    Full references (including those not matched with items on IDEAS)

    Citations

    Citations are extracted by the CitEc Project, subscribe to its RSS feed for this item.
    as in new window

    Cited by:
    1. Fischer, Katharina Elisabeth, 2012. "A systematic review of coverage decision-making on health technologies—Evidence from the real world," Health Policy, Elsevier, Elsevier, vol. 107(2), pages 218-230.
    2. Hipgrave, David B. & Alderman, Katarzyna Bolsewicz & Anderson, Ian & Soto, Eliana Jimenez, 2014. "Health sector priority setting at meso-level in lower and middle income countries: Lessons learned, available options and suggested steps," Social Science & Medicine, Elsevier, Elsevier, vol. 102(C), pages 190-200.

    Lists

    This item is not listed on Wikipedia, on a reading list or among the top items on IDEAS.

    Statistics

    Access and download statistics

    Corrections

    When requesting a correction, please mention this item's handle: RePEc:wly:hlthec:v:18:y:2009:i:10:p:1163-1175. See general information about how to correct material in RePEc.

    For technical questions regarding this item, or to correct its authors, title, abstract, bibliographic or download information, contact: (Wiley-Blackwell Digital Licensing) or (Christopher F. Baum).

    If you have authored this item and are not yet registered with RePEc, we encourage you to do it here. This allows to link your profile to this item. It also allows you to accept potential citations to this item that we are uncertain about.

    If references are entirely missing, you can add them using this form.

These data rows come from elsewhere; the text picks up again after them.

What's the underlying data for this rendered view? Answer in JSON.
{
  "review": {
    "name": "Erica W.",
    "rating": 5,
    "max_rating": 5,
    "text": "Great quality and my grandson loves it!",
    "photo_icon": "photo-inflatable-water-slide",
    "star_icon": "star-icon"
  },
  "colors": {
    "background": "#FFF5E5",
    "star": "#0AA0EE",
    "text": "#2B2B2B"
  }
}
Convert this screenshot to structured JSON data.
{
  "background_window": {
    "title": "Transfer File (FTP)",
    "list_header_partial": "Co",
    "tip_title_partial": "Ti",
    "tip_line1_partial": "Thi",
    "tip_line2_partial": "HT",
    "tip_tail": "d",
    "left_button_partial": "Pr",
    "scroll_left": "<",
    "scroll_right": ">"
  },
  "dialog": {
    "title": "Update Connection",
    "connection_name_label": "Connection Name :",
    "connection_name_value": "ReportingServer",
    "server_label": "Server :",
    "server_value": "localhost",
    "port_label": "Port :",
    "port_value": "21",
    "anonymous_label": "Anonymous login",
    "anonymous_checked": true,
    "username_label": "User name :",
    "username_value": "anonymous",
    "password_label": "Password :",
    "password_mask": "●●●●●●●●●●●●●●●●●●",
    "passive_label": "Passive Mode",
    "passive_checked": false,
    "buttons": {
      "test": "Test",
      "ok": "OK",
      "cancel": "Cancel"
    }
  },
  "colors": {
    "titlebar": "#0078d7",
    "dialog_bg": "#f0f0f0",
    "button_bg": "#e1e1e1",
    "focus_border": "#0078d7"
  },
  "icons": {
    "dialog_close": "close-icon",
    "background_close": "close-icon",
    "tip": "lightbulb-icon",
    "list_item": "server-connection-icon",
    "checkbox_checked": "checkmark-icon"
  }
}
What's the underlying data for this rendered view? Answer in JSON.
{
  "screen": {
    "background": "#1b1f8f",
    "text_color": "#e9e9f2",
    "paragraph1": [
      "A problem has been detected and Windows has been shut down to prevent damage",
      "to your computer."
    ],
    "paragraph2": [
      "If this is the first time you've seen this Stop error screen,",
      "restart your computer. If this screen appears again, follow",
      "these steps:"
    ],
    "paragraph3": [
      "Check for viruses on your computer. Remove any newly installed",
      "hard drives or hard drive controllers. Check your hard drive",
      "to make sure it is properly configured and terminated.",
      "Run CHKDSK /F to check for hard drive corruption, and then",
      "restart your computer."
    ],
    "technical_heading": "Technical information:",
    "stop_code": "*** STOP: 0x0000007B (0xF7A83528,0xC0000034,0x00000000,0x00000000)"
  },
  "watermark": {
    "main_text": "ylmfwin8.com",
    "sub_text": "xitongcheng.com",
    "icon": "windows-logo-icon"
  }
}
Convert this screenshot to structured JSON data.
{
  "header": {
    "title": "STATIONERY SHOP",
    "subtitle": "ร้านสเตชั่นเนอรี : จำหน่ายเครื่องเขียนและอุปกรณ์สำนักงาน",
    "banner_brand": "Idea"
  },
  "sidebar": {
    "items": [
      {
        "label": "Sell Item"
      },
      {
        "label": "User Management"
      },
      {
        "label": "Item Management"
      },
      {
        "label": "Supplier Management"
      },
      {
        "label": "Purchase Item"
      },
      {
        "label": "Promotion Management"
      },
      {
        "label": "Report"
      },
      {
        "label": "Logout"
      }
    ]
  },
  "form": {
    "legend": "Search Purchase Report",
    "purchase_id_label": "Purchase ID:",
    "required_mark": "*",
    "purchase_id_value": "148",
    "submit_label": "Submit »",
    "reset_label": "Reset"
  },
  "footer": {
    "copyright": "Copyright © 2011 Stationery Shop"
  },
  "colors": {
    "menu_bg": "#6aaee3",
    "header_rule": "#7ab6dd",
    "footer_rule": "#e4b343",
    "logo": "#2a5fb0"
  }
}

    If the full references list an item that is present in RePEc, but the system did not link to it, you can help with this form.

    If you know of missing items citing this one, you can help us creating those links by adding the relevant references in the same way as above, for each refering item. If you are a registered author of this item, you may also want to check the "citations" tab in your profile, as there may be some citations waiting for confirmation.

    Please note that corrections may take a couple of weeks to filter through the various RePEc services.